[INFORMATION SHOWN]
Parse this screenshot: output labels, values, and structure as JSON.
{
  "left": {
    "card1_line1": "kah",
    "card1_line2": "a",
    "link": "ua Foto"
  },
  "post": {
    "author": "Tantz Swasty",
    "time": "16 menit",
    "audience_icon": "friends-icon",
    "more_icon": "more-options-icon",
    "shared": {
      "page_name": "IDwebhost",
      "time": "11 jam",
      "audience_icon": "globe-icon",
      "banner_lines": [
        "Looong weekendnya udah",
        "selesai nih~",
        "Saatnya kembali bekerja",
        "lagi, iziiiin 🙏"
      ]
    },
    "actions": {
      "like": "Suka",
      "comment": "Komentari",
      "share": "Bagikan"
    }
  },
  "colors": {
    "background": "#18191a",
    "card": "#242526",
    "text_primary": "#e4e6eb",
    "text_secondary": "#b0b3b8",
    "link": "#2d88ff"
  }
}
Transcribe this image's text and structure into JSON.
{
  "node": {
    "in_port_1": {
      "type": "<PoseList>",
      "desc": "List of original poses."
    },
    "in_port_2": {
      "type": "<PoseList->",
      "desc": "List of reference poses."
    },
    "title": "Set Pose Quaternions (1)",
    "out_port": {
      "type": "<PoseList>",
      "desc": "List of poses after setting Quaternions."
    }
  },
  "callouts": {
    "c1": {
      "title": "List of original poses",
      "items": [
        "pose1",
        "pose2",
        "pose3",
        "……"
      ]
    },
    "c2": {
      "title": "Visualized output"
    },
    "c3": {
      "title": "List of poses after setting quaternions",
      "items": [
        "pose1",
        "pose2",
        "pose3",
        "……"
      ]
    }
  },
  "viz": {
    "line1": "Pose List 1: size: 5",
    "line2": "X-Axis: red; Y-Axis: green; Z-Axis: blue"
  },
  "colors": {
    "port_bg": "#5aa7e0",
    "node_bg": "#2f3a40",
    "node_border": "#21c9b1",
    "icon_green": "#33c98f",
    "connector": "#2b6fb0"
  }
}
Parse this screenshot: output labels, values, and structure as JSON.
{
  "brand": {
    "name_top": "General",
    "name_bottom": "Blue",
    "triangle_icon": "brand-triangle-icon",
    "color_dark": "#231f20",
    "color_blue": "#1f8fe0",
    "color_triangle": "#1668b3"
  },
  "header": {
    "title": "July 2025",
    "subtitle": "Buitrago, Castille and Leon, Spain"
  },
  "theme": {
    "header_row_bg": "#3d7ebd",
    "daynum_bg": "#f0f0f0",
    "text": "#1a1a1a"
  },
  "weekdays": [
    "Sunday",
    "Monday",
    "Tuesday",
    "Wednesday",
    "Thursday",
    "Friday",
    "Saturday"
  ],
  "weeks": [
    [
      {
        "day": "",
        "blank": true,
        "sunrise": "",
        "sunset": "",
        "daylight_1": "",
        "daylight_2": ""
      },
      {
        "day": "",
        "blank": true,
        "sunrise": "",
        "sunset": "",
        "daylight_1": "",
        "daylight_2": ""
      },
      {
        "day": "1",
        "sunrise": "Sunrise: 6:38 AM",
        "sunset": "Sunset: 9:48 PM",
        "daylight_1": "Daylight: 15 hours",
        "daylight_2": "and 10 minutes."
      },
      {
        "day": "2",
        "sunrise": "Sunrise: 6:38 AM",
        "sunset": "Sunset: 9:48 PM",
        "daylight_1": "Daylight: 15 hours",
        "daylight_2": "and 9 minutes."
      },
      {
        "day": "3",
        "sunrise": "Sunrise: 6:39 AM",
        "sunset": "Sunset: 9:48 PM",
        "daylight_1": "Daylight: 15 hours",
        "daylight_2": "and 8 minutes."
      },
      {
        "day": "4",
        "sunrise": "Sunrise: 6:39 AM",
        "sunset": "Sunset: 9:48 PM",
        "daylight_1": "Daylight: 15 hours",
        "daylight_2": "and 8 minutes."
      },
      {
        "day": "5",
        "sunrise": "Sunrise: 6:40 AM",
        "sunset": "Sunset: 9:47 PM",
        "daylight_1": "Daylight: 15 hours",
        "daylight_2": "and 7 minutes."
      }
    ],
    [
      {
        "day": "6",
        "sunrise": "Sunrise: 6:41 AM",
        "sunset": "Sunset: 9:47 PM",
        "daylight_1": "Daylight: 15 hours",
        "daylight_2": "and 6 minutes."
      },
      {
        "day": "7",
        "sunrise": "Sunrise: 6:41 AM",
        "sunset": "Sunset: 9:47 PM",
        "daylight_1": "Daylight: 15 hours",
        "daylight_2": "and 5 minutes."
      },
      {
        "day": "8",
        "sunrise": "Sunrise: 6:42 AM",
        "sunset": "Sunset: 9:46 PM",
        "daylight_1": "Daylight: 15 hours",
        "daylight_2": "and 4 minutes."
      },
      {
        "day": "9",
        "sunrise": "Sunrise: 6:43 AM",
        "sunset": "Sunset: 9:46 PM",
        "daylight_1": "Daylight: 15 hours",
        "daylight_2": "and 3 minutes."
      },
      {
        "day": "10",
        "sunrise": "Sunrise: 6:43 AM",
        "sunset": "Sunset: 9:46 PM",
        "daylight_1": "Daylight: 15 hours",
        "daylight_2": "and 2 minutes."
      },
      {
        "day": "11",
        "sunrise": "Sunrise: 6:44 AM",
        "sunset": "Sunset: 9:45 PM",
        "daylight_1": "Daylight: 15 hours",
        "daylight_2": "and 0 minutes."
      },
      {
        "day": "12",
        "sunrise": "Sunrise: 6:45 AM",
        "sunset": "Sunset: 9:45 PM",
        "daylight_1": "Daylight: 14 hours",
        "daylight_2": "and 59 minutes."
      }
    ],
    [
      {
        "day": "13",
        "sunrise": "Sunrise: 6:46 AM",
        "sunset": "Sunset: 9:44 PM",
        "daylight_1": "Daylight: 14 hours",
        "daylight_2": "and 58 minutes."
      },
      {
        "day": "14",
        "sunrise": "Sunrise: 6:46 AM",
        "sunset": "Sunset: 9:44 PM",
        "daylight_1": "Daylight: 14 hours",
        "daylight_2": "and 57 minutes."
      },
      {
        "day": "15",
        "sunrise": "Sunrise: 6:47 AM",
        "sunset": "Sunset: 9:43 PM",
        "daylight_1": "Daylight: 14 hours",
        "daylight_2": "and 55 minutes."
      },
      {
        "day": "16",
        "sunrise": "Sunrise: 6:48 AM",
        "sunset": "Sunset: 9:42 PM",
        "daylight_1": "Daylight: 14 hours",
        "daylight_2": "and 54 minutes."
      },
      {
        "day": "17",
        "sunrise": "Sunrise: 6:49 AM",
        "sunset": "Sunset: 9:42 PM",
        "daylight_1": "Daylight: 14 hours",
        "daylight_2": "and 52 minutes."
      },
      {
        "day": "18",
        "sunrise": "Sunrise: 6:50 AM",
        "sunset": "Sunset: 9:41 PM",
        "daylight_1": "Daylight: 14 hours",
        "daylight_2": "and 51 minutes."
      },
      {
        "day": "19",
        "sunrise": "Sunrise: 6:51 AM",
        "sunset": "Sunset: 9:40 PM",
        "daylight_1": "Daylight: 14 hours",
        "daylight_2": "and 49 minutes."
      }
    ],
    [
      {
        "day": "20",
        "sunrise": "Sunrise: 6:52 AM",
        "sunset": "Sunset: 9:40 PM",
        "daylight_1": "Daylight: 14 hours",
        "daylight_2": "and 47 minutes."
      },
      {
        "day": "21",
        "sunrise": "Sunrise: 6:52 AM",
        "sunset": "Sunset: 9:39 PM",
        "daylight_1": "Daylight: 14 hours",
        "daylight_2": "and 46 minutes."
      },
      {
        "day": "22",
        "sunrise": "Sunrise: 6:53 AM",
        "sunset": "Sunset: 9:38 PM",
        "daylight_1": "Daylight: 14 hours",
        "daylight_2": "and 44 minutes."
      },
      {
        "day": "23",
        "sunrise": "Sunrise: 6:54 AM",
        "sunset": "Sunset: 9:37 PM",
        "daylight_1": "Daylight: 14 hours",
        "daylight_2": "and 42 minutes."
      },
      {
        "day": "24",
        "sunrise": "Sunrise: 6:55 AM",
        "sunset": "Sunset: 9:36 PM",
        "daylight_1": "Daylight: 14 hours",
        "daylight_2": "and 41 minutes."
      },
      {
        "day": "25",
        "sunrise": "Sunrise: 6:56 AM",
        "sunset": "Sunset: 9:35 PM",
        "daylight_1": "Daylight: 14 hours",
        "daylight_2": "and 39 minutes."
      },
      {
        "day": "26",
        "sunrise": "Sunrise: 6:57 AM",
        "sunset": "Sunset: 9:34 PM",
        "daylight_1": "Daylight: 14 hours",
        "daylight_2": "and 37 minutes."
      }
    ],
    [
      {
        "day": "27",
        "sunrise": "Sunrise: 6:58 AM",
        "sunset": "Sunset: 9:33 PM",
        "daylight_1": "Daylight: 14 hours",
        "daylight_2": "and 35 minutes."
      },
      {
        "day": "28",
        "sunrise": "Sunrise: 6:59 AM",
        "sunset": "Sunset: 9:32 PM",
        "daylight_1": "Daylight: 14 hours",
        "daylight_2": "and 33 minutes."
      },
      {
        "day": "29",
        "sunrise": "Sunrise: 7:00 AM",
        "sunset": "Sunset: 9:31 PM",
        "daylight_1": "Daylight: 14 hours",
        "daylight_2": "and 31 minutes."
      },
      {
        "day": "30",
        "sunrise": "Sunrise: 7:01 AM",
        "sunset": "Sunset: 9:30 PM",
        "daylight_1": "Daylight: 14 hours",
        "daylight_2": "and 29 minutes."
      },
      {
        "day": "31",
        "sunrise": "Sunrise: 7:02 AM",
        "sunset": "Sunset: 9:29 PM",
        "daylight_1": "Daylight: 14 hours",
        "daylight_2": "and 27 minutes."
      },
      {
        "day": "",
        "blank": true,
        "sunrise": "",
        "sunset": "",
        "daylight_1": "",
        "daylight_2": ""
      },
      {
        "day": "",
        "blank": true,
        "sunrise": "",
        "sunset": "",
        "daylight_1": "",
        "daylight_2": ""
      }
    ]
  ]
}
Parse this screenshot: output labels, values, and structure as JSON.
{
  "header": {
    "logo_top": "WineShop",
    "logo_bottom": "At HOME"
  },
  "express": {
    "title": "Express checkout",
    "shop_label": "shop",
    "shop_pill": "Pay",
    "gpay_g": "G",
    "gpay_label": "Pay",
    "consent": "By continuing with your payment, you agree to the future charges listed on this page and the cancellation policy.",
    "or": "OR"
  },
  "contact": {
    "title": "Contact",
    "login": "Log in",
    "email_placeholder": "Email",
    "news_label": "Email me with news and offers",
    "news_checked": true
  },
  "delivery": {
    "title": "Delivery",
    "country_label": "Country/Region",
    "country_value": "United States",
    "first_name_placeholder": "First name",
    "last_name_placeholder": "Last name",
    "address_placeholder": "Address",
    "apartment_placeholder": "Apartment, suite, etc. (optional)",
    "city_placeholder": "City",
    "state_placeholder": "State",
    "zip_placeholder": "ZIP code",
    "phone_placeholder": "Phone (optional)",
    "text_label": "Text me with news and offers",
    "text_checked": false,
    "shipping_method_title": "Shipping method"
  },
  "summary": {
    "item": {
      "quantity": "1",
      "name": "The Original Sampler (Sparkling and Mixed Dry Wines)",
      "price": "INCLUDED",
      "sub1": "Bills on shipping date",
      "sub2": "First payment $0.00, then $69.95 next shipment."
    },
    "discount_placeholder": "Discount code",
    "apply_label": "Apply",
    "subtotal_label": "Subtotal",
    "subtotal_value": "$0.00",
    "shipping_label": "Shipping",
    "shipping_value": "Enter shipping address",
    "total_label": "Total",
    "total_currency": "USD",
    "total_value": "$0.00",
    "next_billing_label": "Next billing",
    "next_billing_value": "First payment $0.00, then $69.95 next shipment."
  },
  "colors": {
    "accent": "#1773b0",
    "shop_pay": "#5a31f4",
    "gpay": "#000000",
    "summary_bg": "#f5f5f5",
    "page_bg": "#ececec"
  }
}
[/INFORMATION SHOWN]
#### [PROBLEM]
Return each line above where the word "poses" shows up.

#### [ANSWER SPACE]
      "desc": "List of original poses."
      "desc": "List of reference poses."
      "desc": "List of poses after setting Quaternions."
      "title": "List of original poses",
      "title": "List of poses after setting quaternions",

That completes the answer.